AAA recently performed a study that showed synthetic oil outperformed conventional oil by an average of nearly 50 percent in its independent evaluation. Synthetic oil can offer vehicles significantly better engine protection for only $5 more per month when following a factory-recommended oil change schedule.
Bottom line is, you aren’t going to hurt your engine if you skip the Mobil 1, one of the best-known synthetics. But you aren’t going to put yourself in the poorhouse if you flip for the synthetic, either. According to a Business Insider article, these oils add only $64 a year, on average, to vehicle-operation costs.
Synthetic can be a must
Typically, high-performance vehicles will be more likely to require synthetic oil, as will vehicles that have a turbocharged or supercharged engine. But that is quickly changing.
More than 65 percent of new cars today use synthetic motor oil to help maintain performance and better protect engines and internal components. Because fleets tend to run newer vehicles, chances are, you will be springing for synthetic motor oil on your fleet vehicles (or already are).
If your vehicle doesn’t require synthetic, then it is just a matter of preference. And it’s not going to hurt to use it.
One myth you will hear is that once you switch to synthetic oil, you can never switch back. This is false. You can go from one to another at any time.
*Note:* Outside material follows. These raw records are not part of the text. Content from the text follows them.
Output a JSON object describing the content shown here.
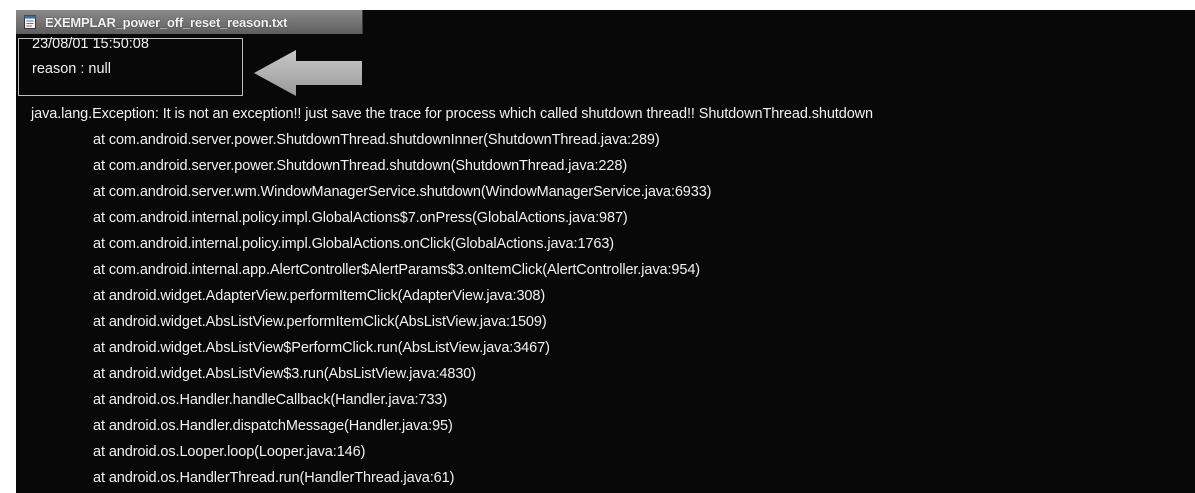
{
  "window": {
    "title": "EXEMPLAR_power_off_reset_reason.txt",
    "title_icon": "text-file-icon"
  },
  "meta": {
    "timestamp": "23/08/01 15:50:08",
    "reason": "reason : null"
  },
  "annotation": {
    "icon": "arrow-left-icon"
  },
  "log": {
    "exception": "java.lang.Exception: It is not an exception!! just save the trace for process which called shutdown thread!! ShutdownThread.shutdown",
    "frames": [
      "at com.android.server.power.ShutdownThread.shutdownInner(ShutdownThread.java:289)",
      "at com.android.server.power.ShutdownThread.shutdown(ShutdownThread.java:228)",
      "at com.android.server.wm.WindowManagerService.shutdown(WindowManagerService.java:6933)",
      "at com.android.internal.policy.impl.GlobalActions$7.onPress(GlobalActions.java:987)",
      "at com.android.internal.policy.impl.GlobalActions.onClick(GlobalActions.java:1763)",
      "at com.android.internal.app.AlertController$AlertParams$3.onItemClick(AlertController.java:954)",
      "at android.widget.AdapterView.performItemClick(AdapterView.java:308)",
      "at android.widget.AbsListView.performItemClick(AbsListView.java:1509)",
      "at android.widget.AbsListView$PerformClick.run(AbsListView.java:3467)",
      "at android.widget.AbsListView$3.run(AbsListView.java:4830)",
      "at android.os.Handler.handleCallback(Handler.java:733)",
      "at android.os.Handler.dispatchMessage(Handler.java:95)",
      "at android.os.Looper.loop(Looper.java:146)",
      "at android.os.HandlerThread.run(HandlerThread.java:61)"
    ]
  }
}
A synthetic blend oil itself is a mixture of synthetic and conventional oils. However, using the same oil for top-offs is recommended.
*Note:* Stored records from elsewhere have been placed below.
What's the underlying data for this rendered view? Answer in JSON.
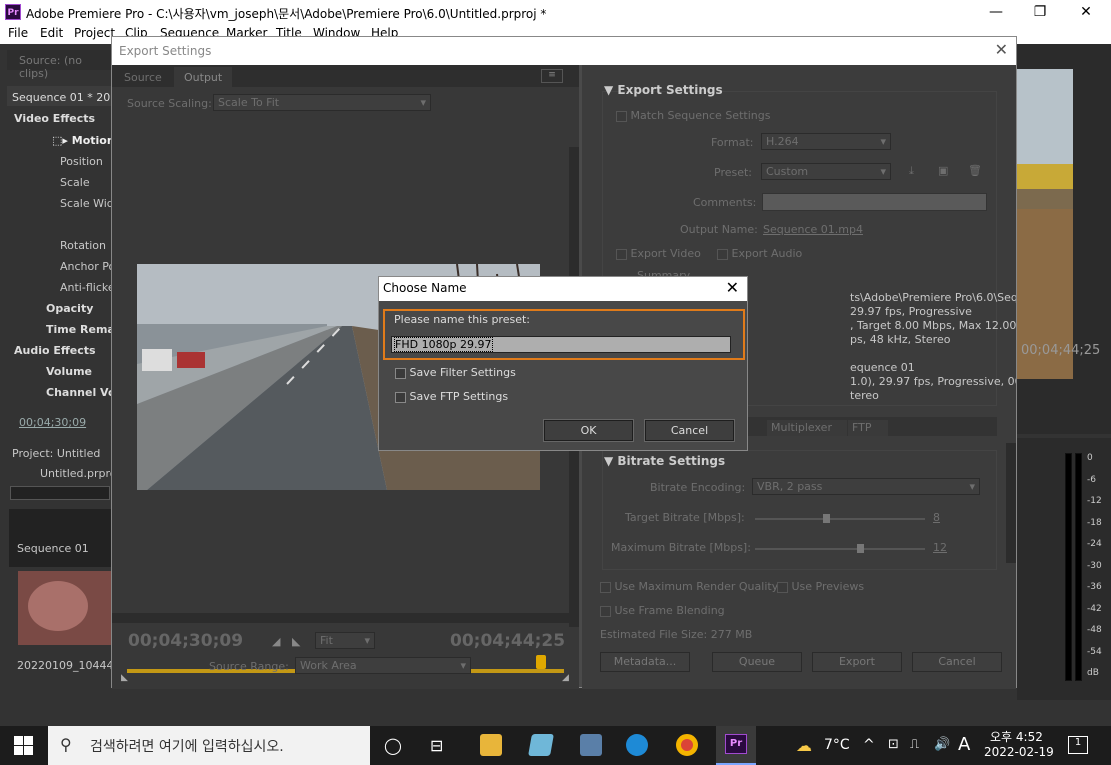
{
  "window": {
    "title": "Adobe Premiere Pro - C:\\사용자\\vm_joseph\\문서\\Adobe\\Premiere Pro\\6.0\\Untitled.prproj *",
    "logo": "Pr",
    "minimize": "—",
    "maximize": "❐",
    "close": "✕"
  },
  "menu": [
    "File",
    "Edit",
    "Project",
    "Clip",
    "Sequence",
    "Marker",
    "Title",
    "Window",
    "Help"
  ],
  "source_panel": {
    "tab": "Source: (no clips)"
  },
  "effect_controls": {
    "sequence_label": "Sequence 01 * 2022",
    "video_effects": "Video Effects",
    "motion": "Motion",
    "position": "Position",
    "scale": "Scale",
    "scale_width": "Scale Wid",
    "rotation": "Rotation",
    "anchor": "Anchor Po",
    "antiflicker": "Anti-flicke",
    "opacity": "Opacity",
    "time_remap": "Time Rema",
    "audio_effects": "Audio Effects",
    "volume": "Volume",
    "channel_volume": "Channel Vol",
    "timecode": "00;04;30;09"
  },
  "project_panel": {
    "tab": "Project: Untitled",
    "file": "Untitled.prproj",
    "sequence": "Sequence 01",
    "clip": "20220109_10444..."
  },
  "program_monitor": {
    "timecode": "00;04;44;25"
  },
  "audio_meter": {
    "labels": [
      "0",
      "-6",
      "-12",
      "-18",
      "-24",
      "-30",
      "-36",
      "-42",
      "-48",
      "-54",
      "dB"
    ]
  },
  "export_dialog": {
    "title": "Export Settings",
    "tabs": [
      "Source",
      "Output"
    ],
    "source_scaling_label": "Source Scaling:",
    "source_scaling_value": "Scale To Fit",
    "timecode_in": "00;04;30;09",
    "timecode_out": "00;04;44;25",
    "fit_value": "Fit",
    "source_range_label": "Source Range:",
    "source_range_value": "Work Area",
    "settings_heading": "Export Settings",
    "match_sequence": "Match Sequence Settings",
    "format_label": "Format:",
    "format_value": "H.264",
    "preset_label": "Preset:",
    "preset_value": "Custom",
    "comments_label": "Comments:",
    "output_name_label": "Output Name:",
    "output_name_value": "Sequence 01.mp4",
    "export_video": "Export Video",
    "export_audio": "Export Audio",
    "summary_label": "Summary",
    "summary_lines": [
      "ts\\Adobe\\Premiere Pro\\6.0\\Sequence 01.mp4",
      "29.97 fps, Progressive",
      ", Target 8.00 Mbps, Max 12.00 Mbps",
      "ps, 48 kHz, Stereo",
      "",
      "equence 01",
      "1.0), 29.97 fps, Progressive, 00;04;44;25",
      "tereo"
    ],
    "tabs2": [
      "Multiplexer",
      "FTP"
    ],
    "bitrate_heading": "Bitrate Settings",
    "bitrate_encoding_label": "Bitrate Encoding:",
    "bitrate_encoding_value": "VBR, 2 pass",
    "target_bitrate_label": "Target Bitrate [Mbps]:",
    "target_bitrate_value": "8",
    "max_bitrate_label": "Maximum Bitrate [Mbps]:",
    "max_bitrate_value": "12",
    "target_bitrate_level": 0.4,
    "max_bitrate_level": 0.6,
    "max_render_quality": "Use Maximum Render Quality",
    "use_previews": "Use Previews",
    "frame_blending": "Use Frame Blending",
    "file_size": "Estimated File Size:  277 MB",
    "buttons": {
      "metadata": "Metadata...",
      "queue": "Queue",
      "export": "Export",
      "cancel": "Cancel"
    }
  },
  "choose_name_dialog": {
    "title": "Choose Name",
    "prompt": "Please name this preset:",
    "name_value": "FHD 1080p 29.97",
    "save_filter": "Save Filter Settings",
    "save_ftp": "Save FTP Settings",
    "ok": "OK",
    "cancel": "Cancel"
  },
  "taskbar": {
    "search_placeholder": "검색하려면 여기에 입력하십시오.",
    "weather": "7°C",
    "ime": "A",
    "time": "오후 4:52",
    "date": "2022-02-19",
    "notification_count": "1"
  }
}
How to ensure drivers get it done
You definitely don’t want your drivers to end up like the woman in my story above. As the single most important piece of preventive maintenance, you want to make sure you’re protecting your company’s asset. So, what can you do to make sure they get their oil changed?
While your fleet management company probably has some type of email reminder, the driver may ignore it. And then what is there to hold them accountable? If you have access to an app like MyLeasePlan, you can use a driver scorecard that dings their score if they don’t adhere to preventive maintenance requirements, like oil changes. Engine diagnostics can even be automatically tracked when the vehicle has telematics capabilities.
And if you need a way to check up on your drivers, there is a fleet report in ePlan that can help. The Current Oil Change Status report can identify vehicles that are due or past due for an oil change. That way, you can follow-up with those drivers specifically.
Need help with your preventive maintenance schedules, or keeping your fleet drivers compliant? Reach out to one of our maintenance experts for assistance or check out our tip sheet to determine what oil type is best for your fleet.